• _Your instructions_:
The expected output is the data below, restated word for word.

• _Records shown_:
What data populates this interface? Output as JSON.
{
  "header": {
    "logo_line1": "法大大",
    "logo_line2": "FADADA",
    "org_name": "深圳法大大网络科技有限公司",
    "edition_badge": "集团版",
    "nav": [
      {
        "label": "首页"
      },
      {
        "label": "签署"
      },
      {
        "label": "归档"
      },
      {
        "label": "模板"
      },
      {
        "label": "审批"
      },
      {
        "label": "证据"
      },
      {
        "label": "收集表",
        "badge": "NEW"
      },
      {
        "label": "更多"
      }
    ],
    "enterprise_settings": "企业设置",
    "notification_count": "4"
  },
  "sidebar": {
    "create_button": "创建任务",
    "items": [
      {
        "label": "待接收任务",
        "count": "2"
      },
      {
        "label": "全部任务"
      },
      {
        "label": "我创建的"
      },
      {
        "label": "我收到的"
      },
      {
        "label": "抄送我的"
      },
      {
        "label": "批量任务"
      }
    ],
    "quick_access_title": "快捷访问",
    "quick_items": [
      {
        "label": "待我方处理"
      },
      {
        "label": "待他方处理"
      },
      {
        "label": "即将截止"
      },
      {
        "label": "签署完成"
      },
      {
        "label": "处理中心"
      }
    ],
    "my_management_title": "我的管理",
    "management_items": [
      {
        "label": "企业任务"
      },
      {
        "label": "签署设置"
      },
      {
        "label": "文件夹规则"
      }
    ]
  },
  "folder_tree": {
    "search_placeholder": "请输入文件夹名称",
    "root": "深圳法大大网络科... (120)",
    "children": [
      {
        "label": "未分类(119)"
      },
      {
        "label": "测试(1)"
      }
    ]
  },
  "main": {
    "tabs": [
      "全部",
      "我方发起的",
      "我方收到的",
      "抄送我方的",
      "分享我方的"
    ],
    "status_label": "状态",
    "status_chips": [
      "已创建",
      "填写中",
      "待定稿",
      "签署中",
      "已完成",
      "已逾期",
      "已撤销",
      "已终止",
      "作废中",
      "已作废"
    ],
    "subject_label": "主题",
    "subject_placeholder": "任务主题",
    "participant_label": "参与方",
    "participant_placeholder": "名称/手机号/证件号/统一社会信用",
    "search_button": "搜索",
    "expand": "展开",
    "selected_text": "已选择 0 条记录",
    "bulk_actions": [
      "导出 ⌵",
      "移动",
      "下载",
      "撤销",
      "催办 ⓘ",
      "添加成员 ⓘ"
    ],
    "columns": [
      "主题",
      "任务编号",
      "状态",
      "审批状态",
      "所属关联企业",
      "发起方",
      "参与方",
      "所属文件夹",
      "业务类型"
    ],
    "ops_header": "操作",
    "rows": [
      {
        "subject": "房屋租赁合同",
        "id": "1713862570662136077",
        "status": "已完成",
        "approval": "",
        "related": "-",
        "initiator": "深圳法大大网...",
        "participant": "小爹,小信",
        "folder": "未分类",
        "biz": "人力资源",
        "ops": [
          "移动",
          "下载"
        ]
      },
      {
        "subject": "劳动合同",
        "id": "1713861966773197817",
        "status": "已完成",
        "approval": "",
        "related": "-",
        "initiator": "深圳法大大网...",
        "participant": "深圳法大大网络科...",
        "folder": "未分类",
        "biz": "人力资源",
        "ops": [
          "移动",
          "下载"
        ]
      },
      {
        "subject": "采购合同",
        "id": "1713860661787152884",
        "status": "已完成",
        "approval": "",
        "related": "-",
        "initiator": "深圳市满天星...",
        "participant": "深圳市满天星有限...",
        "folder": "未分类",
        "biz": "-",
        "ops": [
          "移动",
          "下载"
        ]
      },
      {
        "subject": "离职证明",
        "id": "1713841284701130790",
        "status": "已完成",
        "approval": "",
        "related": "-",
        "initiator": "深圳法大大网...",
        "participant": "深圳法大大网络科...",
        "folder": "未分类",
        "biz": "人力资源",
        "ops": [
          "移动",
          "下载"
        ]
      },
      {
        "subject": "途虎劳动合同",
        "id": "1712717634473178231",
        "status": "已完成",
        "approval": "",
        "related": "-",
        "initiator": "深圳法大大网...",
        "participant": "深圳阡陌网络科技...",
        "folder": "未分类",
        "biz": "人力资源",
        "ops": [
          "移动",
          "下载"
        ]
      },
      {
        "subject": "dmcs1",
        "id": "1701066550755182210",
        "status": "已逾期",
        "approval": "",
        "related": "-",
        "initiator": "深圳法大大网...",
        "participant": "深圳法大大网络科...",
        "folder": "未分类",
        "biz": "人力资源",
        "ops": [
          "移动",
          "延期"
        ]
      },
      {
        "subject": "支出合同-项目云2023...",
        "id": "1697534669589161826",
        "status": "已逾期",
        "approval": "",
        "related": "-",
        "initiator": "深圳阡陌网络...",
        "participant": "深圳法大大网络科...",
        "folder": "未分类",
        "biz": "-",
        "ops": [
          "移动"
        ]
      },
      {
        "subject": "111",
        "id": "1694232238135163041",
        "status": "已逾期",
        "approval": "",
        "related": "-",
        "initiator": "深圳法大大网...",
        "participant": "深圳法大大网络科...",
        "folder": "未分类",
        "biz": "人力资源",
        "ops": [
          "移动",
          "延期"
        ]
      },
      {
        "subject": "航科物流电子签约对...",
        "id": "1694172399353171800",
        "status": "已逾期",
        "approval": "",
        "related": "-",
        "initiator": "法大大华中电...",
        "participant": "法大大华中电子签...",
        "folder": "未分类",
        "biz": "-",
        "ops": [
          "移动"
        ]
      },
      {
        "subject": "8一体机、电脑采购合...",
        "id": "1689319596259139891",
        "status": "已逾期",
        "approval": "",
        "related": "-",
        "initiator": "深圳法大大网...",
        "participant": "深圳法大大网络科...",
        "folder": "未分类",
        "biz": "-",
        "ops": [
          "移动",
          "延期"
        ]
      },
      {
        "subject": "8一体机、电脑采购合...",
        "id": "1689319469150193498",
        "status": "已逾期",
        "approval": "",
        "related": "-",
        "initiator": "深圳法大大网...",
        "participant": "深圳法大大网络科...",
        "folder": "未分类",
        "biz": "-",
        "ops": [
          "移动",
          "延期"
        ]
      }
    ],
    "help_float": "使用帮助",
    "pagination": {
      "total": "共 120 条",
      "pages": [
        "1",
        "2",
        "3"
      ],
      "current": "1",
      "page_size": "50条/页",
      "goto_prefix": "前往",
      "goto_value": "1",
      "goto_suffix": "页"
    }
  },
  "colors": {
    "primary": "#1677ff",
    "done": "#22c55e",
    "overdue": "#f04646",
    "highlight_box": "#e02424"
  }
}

• _Task response_:
What data populates this interface? Output as JSON.
{
  "header": {
    "logo_line1": "法大大",
    "logo_line2": "FADADA",
    "org_name": "深圳法大大网络科技有限公司",
    "edition_badge": "集团版",
    "nav": [
      {
        "label": "首页"
      },
      {
        "label": "签署"
      },
      {
        "label": "归档"
      },
      {
        "label": "模板"
      },
      {
        "label": "审批"
      },
      {
        "label": "证据"
      },
      {
        "label": "收集表",
        "badge": "NEW"
      },
      {
        "label": "更多"
      }
    ],
    "enterprise_settings": "企业设置",
    "notification_count": "4"
  },
  "sidebar": {
    "create_button": "创建任务",
    "items": [
      {
        "label": "待接收任务",
        "count": "2"
      },
      {
        "label": "全部任务"
      },
      {
        "label": "我创建的"
      },
      {
        "label": "我收到的"
      },
      {
        "label": "抄送我的"
      },
      {
        "label": "批量任务"
      }
    ],
    "quick_access_title": "快捷访问",
    "quick_items": [
      {
        "label": "待我方处理"
      },
      {
        "label": "待他方处理"
      },
      {
        "label": "即将截止"
      },
      {
        "label": "签署完成"
      },
      {
        "label": "处理中心"
      }
    ],
    "my_management_title": "我的管理",
    "management_items": [
      {
        "label": "企业任务"
      },
      {
        "label": "签署设置"
      },
      {
        "label": "文件夹规则"
      }
    ]
  },
  "folder_tree": {
    "search_placeholder": "请输入文件夹名称",
    "root": "深圳法大大网络科... (120)",
    "children": [
      {
        "label": "未分类(119)"
      },
      {
        "label": "测试(1)"
      }
    ]
  },
  "main": {
    "tabs": [
      "全部",
      "我方发起的",
      "我方收到的",
      "抄送我方的",
      "分享我方的"
    ],
    "status_label": "状态",
    "status_chips": [
      "已创建",
      "填写中",
      "待定稿",
      "签署中",
      "已完成",
      "已逾期",
      "已撤销",
      "已终止",
      "作废中",
      "已作废"
    ],
    "subject_label": "主题",
    "subject_placeholder": "任务主题",
    "participant_label": "参与方",
    "participant_placeholder": "名称/手机号/证件号/统一社会信用",
    "search_button": "搜索",
    "expand": "展开",
    "selected_text": "已选择 0 条记录",
    "bulk_actions": [
      "导出 ⌵",
      "移动",
      "下载",
      "撤销",
      "催办 ⓘ",
      "添加成员 ⓘ"
    ],
    "columns": [
      "主题",
      "任务编号",
      "状态",
      "审批状态",
      "所属关联企业",
      "发起方",
      "参与方",
      "所属文件夹",
      "业务类型"
    ],
    "ops_header": "操作",
    "rows": [
      {
        "subject": "房屋租赁合同",
        "id": "1713862570662136077",
        "status": "已完成",
        "approval": "",
        "related": "-",
        "initiator": "深圳法大大网...",
        "participant": "小爹,小信",
        "folder": "未分类",
        "biz": "人力资源",
        "ops": [
          "移动",
          "下载"
        ]
      },
      {
        "subject": "劳动合同",
        "id": "1713861966773197817",
        "status": "已完成",
        "approval": "",
        "related": "-",
        "initiator": "深圳法大大网...",
        "participant": "深圳法大大网络科...",
        "folder": "未分类",
        "biz": "人力资源",
        "ops": [
          "移动",
          "下载"
        ]
      },
      {
        "subject": "采购合同",
        "id": "1713860661787152884",
        "status": "已完成",
        "approval": "",
        "related": "-",
        "initiator": "深圳市满天星...",
        "participant": "深圳市满天星有限...",
        "folder": "未分类",
        "biz": "-",
        "ops": [
          "移动",
          "下载"
        ]
      },
      {
        "subject": "离职证明",
        "id": "1713841284701130790",
        "status": "已完成",
        "approval": "",
        "related": "-",
        "initiator": "深圳法大大网...",
        "participant": "深圳法大大网络科...",
        "folder": "未分类",
        "biz": "人力资源",
        "ops": [
          "移动",
          "下载"
        ]
      },
      {
        "subject": "途虎劳动合同",
        "id": "1712717634473178231",
        "status": "已完成",
        "approval": "",
        "related": "-",
        "initiator": "深圳法大大网...",
        "participant": "深圳阡陌网络科技...",
        "folder": "未分类",
        "biz": "人力资源",
        "ops": [
          "移动",
          "下载"
        ]
      },
      {
        "subject": "dmcs1",
        "id": "1701066550755182210",
        "status": "已逾期",
        "approval": "",
        "related": "-",
        "initiator": "深圳法大大网...",
        "participant": "深圳法大大网络科...",
        "folder": "未分类",
        "biz": "人力资源",
        "ops": [
          "移动",
          "延期"
        ]
      },
      {
        "subject": "支出合同-项目云2023...",
        "id": "1697534669589161826",
        "status": "已逾期",
        "approval": "",
        "related": "-",
        "initiator": "深圳阡陌网络...",
        "participant": "深圳法大大网络科...",
        "folder": "未分类",
        "biz": "-",
        "ops": [
          "移动"
        ]
      },
      {
        "subject": "111",
        "id": "1694232238135163041",
        "status": "已逾期",
        "approval": "",
        "related": "-",
        "initiator": "深圳法大大网...",
        "participant": "深圳法大大网络科...",
        "folder": "未分类",
        "biz": "人力资源",
        "ops": [
          "移动",
          "延期"
        ]
      },
      {
        "subject": "航科物流电子签约对...",
        "id": "1694172399353171800",
        "status": "已逾期",
        "approval": "",
        "related": "-",
        "initiator": "法大大华中电...",
        "participant": "法大大华中电子签...",
        "folder": "未分类",
        "biz": "-",
        "ops": [
          "移动"
        ]
      },
      {
        "subject": "8一体机、电脑采购合...",
        "id": "1689319596259139891",
        "status": "已逾期",
        "approval": "",
        "related": "-",
        "initiator": "深圳法大大网...",
        "participant": "深圳法大大网络科...",
        "folder": "未分类",
        "biz": "-",
        "ops": [
          "移动",
          "延期"
        ]
      },
      {
        "subject": "8一体机、电脑采购合...",
        "id": "1689319469150193498",
        "status": "已逾期",
        "approval": "",
        "related": "-",
        "initiator": "深圳法大大网...",
        "participant": "深圳法大大网络科...",
        "folder": "未分类",
        "biz": "-",
        "ops": [
          "移动",
          "延期"
        ]
      }
    ],
    "help_float": "使用帮助",
    "pagination": {
      "total": "共 120 条",
      "pages": [
        "1",
        "2",
        "3"
      ],
      "current": "1",
      "page_size": "50条/页",
      "goto_prefix": "前往",
      "goto_value": "1",
      "goto_suffix": "页"
    }
  },
  "colors": {
    "primary": "#1677ff",
    "done": "#22c55e",
    "overdue": "#f04646",
    "highlight_box": "#e02424"
  }
}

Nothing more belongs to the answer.